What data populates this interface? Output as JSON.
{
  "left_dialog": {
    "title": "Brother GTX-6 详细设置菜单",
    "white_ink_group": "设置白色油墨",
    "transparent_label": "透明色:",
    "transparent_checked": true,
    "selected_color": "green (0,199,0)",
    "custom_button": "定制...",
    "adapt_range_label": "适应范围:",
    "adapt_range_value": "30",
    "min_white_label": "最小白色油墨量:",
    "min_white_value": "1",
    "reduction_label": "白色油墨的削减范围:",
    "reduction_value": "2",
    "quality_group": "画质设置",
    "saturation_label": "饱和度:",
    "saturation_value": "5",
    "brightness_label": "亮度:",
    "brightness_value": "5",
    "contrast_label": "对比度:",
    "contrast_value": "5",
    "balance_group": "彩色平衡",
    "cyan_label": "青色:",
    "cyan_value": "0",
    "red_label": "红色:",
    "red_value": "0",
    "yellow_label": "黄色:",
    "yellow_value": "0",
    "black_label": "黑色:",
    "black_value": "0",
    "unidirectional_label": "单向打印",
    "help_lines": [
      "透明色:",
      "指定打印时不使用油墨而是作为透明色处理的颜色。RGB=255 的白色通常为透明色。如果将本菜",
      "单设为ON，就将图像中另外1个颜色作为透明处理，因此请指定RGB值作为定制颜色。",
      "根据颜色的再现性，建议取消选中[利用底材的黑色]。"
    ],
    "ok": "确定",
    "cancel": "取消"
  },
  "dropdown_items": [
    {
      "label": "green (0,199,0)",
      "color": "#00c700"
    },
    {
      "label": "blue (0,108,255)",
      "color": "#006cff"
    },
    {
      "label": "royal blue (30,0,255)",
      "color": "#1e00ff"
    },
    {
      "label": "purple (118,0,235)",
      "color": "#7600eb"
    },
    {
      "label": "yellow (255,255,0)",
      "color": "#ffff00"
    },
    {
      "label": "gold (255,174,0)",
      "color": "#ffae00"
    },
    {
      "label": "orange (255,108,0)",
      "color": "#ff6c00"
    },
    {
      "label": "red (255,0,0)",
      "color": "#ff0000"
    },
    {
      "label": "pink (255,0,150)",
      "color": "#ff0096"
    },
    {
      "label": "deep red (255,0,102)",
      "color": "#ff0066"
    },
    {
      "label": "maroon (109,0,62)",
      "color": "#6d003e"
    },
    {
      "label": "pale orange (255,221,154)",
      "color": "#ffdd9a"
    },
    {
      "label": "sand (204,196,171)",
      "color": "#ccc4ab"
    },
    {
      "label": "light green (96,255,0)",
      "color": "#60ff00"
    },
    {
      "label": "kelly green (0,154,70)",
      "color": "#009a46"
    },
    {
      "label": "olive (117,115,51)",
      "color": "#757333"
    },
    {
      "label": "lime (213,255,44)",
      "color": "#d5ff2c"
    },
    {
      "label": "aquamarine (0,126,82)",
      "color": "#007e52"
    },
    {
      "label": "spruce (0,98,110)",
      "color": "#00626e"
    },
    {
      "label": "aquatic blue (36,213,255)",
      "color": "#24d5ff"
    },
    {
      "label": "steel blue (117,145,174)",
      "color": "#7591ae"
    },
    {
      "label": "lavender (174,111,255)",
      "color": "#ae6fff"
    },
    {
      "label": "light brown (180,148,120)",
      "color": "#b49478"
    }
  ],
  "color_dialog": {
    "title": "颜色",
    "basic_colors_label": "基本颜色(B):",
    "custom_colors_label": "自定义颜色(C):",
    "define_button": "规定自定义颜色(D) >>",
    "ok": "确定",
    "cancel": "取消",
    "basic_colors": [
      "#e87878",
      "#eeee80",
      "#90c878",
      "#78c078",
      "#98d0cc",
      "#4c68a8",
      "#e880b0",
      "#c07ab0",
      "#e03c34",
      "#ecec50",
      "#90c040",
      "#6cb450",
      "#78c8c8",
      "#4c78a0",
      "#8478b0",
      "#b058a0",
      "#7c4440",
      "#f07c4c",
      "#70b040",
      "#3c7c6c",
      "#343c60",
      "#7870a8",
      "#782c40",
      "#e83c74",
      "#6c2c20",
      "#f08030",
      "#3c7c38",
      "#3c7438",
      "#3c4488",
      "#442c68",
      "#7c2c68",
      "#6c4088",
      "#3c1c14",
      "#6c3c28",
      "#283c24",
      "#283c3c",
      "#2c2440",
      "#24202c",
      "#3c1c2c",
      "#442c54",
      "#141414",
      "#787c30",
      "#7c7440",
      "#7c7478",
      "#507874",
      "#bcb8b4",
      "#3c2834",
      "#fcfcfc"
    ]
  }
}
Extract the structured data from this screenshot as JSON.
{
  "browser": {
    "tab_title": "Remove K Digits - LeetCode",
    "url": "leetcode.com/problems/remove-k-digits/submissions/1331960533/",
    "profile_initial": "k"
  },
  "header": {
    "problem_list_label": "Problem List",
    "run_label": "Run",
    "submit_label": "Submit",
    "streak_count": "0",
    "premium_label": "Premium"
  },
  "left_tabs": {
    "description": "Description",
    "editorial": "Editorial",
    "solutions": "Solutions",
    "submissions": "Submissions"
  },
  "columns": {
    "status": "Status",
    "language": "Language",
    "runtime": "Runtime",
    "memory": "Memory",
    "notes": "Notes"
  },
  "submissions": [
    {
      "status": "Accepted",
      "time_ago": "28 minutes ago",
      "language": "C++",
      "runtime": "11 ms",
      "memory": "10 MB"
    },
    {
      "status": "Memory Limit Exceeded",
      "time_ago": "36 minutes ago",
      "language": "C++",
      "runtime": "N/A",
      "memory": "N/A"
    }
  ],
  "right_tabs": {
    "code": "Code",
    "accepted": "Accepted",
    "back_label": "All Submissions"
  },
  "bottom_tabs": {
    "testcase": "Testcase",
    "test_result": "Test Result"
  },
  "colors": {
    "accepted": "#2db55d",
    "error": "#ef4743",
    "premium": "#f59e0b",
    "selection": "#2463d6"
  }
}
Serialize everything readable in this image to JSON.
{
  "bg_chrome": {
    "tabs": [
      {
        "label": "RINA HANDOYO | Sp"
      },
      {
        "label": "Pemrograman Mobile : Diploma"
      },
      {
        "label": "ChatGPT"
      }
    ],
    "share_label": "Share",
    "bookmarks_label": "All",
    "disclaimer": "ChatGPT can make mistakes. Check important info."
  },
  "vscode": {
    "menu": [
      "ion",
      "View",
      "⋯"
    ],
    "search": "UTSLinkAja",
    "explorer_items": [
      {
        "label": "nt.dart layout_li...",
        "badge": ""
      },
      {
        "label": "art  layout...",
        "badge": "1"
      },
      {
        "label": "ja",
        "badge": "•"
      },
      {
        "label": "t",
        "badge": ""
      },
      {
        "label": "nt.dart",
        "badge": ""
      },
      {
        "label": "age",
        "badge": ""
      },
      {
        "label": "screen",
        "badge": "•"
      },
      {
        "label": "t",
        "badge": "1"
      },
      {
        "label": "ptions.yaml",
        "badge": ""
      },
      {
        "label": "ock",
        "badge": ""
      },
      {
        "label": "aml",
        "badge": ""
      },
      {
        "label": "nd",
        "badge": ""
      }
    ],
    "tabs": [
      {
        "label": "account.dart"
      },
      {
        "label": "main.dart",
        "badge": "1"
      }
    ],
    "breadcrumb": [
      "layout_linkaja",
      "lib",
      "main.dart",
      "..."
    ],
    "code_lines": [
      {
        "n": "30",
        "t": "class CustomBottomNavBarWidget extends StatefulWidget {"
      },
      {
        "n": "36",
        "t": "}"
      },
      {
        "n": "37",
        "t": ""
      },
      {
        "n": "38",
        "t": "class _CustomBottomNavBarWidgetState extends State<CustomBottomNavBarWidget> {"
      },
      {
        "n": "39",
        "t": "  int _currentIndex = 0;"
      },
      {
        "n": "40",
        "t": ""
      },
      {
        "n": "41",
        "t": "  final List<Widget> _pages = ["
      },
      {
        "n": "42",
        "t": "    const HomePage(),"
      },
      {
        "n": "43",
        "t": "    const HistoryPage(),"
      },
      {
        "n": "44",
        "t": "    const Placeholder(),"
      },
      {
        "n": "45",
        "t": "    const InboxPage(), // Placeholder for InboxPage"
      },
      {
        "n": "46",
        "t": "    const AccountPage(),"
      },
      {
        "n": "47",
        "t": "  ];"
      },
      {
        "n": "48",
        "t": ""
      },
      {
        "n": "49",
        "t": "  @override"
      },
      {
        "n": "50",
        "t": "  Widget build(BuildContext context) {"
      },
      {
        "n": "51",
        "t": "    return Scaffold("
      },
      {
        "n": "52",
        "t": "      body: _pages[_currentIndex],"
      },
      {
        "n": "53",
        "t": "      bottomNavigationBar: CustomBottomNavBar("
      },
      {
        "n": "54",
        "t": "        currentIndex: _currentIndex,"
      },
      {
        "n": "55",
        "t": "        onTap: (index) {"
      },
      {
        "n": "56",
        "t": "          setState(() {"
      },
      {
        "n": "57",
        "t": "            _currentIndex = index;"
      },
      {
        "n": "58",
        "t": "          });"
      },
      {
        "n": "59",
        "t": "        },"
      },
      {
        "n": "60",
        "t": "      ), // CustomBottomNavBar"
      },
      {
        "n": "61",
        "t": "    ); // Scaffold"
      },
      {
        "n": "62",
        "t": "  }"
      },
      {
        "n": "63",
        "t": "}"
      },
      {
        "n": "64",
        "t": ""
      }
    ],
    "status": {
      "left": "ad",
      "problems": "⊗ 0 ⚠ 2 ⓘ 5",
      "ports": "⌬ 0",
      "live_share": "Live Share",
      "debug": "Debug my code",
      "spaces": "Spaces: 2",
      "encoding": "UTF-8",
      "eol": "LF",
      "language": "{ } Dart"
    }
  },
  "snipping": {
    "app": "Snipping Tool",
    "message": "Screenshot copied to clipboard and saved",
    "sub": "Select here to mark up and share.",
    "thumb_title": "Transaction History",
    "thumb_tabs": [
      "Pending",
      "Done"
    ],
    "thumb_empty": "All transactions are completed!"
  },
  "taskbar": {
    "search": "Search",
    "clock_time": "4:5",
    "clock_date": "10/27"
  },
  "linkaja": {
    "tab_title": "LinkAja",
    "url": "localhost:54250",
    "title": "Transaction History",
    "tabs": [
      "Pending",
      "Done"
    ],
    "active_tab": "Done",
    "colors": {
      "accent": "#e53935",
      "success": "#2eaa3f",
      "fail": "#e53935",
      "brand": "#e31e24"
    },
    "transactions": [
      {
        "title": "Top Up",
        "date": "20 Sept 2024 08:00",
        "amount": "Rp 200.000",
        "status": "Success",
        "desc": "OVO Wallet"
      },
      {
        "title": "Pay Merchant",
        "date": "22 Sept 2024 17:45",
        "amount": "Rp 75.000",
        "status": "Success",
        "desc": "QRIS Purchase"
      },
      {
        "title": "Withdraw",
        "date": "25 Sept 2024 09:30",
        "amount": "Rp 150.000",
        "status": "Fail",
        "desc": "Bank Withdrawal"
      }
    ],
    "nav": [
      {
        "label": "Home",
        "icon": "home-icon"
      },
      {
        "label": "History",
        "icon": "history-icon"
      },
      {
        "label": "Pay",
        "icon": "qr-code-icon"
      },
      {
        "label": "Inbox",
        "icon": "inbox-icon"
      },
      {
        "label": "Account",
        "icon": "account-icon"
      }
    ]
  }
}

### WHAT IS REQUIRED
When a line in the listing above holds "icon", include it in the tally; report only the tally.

### PROBLEM SOLUTION
5